[Material for this exercise — start]
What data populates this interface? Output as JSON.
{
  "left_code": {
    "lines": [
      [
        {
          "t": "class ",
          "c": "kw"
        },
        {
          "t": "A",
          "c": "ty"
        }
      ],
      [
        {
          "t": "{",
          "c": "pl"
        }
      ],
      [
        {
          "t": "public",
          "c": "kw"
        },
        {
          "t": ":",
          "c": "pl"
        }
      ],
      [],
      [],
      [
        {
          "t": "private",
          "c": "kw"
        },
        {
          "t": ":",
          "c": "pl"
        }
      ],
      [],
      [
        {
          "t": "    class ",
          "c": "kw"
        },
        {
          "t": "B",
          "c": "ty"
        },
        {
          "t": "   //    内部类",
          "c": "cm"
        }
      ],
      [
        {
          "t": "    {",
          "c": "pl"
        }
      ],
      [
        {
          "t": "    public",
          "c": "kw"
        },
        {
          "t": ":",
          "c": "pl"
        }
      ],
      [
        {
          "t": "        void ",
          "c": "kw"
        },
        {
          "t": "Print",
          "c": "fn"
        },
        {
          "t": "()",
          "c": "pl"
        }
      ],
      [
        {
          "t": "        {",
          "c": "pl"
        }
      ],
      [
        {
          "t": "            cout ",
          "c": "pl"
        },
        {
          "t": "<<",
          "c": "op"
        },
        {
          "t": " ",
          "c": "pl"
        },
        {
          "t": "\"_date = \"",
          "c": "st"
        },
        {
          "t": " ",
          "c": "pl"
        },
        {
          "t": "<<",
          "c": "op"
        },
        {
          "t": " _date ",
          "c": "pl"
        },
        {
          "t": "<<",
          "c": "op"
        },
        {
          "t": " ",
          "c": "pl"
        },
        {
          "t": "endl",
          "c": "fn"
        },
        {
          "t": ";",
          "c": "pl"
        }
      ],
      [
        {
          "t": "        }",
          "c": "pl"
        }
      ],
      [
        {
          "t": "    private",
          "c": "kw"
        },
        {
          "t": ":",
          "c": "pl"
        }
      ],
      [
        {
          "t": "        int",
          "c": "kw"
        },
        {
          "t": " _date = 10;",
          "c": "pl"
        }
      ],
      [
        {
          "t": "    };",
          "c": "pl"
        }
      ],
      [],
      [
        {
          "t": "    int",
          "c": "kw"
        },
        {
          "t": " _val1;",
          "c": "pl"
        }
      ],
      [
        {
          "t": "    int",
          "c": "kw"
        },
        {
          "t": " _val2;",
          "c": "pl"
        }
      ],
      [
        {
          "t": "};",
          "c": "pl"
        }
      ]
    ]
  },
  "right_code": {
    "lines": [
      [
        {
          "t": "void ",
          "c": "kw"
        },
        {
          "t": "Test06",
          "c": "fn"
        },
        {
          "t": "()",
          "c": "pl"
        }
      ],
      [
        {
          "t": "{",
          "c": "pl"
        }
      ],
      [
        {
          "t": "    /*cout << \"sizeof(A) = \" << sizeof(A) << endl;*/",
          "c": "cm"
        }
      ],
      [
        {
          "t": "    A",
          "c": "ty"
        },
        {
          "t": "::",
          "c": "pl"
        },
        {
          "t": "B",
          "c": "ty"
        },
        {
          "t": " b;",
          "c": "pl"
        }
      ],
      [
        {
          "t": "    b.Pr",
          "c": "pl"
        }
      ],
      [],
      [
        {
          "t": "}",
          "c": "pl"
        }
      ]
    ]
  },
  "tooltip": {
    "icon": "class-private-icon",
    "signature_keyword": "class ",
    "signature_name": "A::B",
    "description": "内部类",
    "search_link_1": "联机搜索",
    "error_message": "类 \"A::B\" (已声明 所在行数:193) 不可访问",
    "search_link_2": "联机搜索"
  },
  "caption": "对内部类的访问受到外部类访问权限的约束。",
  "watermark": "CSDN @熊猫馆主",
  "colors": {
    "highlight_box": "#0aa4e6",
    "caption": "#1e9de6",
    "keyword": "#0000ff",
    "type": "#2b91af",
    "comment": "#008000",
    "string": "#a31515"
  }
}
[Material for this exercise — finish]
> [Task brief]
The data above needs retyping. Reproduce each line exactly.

> [Task result]
What data populates this interface? Output as JSON.
{
  "left_code": {
    "lines": [
      [
        {
          "t": "class ",
          "c": "kw"
        },
        {
          "t": "A",
          "c": "ty"
        }
      ],
      [
        {
          "t": "{",
          "c": "pl"
        }
      ],
      [
        {
          "t": "public",
          "c": "kw"
        },
        {
          "t": ":",
          "c": "pl"
        }
      ],
      [],
      [],
      [
        {
          "t": "private",
          "c": "kw"
        },
        {
          "t": ":",
          "c": "pl"
        }
      ],
      [],
      [
        {
          "t": "    class ",
          "c": "kw"
        },
        {
          "t": "B",
          "c": "ty"
        },
        {
          "t": "   //    内部类",
          "c": "cm"
        }
      ],
      [
        {
          "t": "    {",
          "c": "pl"
        }
      ],
      [
        {
          "t": "    public",
          "c": "kw"
        },
        {
          "t": ":",
          "c": "pl"
        }
      ],
      [
        {
          "t": "        void ",
          "c": "kw"
        },
        {
          "t": "Print",
          "c": "fn"
        },
        {
          "t": "()",
          "c": "pl"
        }
      ],
      [
        {
          "t": "        {",
          "c": "pl"
        }
      ],
      [
        {
          "t": "            cout ",
          "c": "pl"
        },
        {
          "t": "<<",
          "c": "op"
        },
        {
          "t": " ",
          "c": "pl"
        },
        {
          "t": "\"_date = \"",
          "c": "st"
        },
        {
          "t": " ",
          "c": "pl"
        },
        {
          "t": "<<",
          "c": "op"
        },
        {
          "t": " _date ",
          "c": "pl"
        },
        {
          "t": "<<",
          "c": "op"
        },
        {
          "t": " ",
          "c": "pl"
        },
        {
          "t": "endl",
          "c": "fn"
        },
        {
          "t": ";",
          "c": "pl"
        }
      ],
      [
        {
          "t": "        }",
          "c": "pl"
        }
      ],
      [
        {
          "t": "    private",
          "c": "kw"
        },
        {
          "t": ":",
          "c": "pl"
        }
      ],
      [
        {
          "t": "        int",
          "c": "kw"
        },
        {
          "t": " _date = 10;",
          "c": "pl"
        }
      ],
      [
        {
          "t": "    };",
          "c": "pl"
        }
      ],
      [],
      [
        {
          "t": "    int",
          "c": "kw"
        },
        {
          "t": " _val1;",
          "c": "pl"
        }
      ],
      [
        {
          "t": "    int",
          "c": "kw"
        },
        {
          "t": " _val2;",
          "c": "pl"
        }
      ],
      [
        {
          "t": "};",
          "c": "pl"
        }
      ]
    ]
  },
  "right_code": {
    "lines": [
      [
        {
          "t": "void ",
          "c": "kw"
        },
        {
          "t": "Test06",
          "c": "fn"
        },
        {
          "t": "()",
          "c": "pl"
        }
      ],
      [
        {
          "t": "{",
          "c": "pl"
        }
      ],
      [
        {
          "t": "    /*cout << \"sizeof(A) = \" << sizeof(A) << endl;*/",
          "c": "cm"
        }
      ],
      [
        {
          "t": "    A",
          "c": "ty"
        },
        {
          "t": "::",
          "c": "pl"
        },
        {
          "t": "B",
          "c": "ty"
        },
        {
          "t": " b;",
          "c": "pl"
        }
      ],
      [
        {
          "t": "    b.Pr",
          "c": "pl"
        }
      ],
      [],
      [
        {
          "t": "}",
          "c": "pl"
        }
      ]
    ]
  },
  "tooltip": {
    "icon": "class-private-icon",
    "signature_keyword": "class ",
    "signature_name": "A::B",
    "description": "内部类",
    "search_link_1": "联机搜索",
    "error_message": "类 \"A::B\" (已声明 所在行数:193) 不可访问",
    "search_link_2": "联机搜索"
  },
  "caption": "对内部类的访问受到外部类访问权限的约束。",
  "watermark": "CSDN @熊猫馆主",
  "colors": {
    "highlight_box": "#0aa4e6",
    "caption": "#1e9de6",
    "keyword": "#0000ff",
    "type": "#2b91af",
    "comment": "#008000",
    "string": "#a31515"
  }
}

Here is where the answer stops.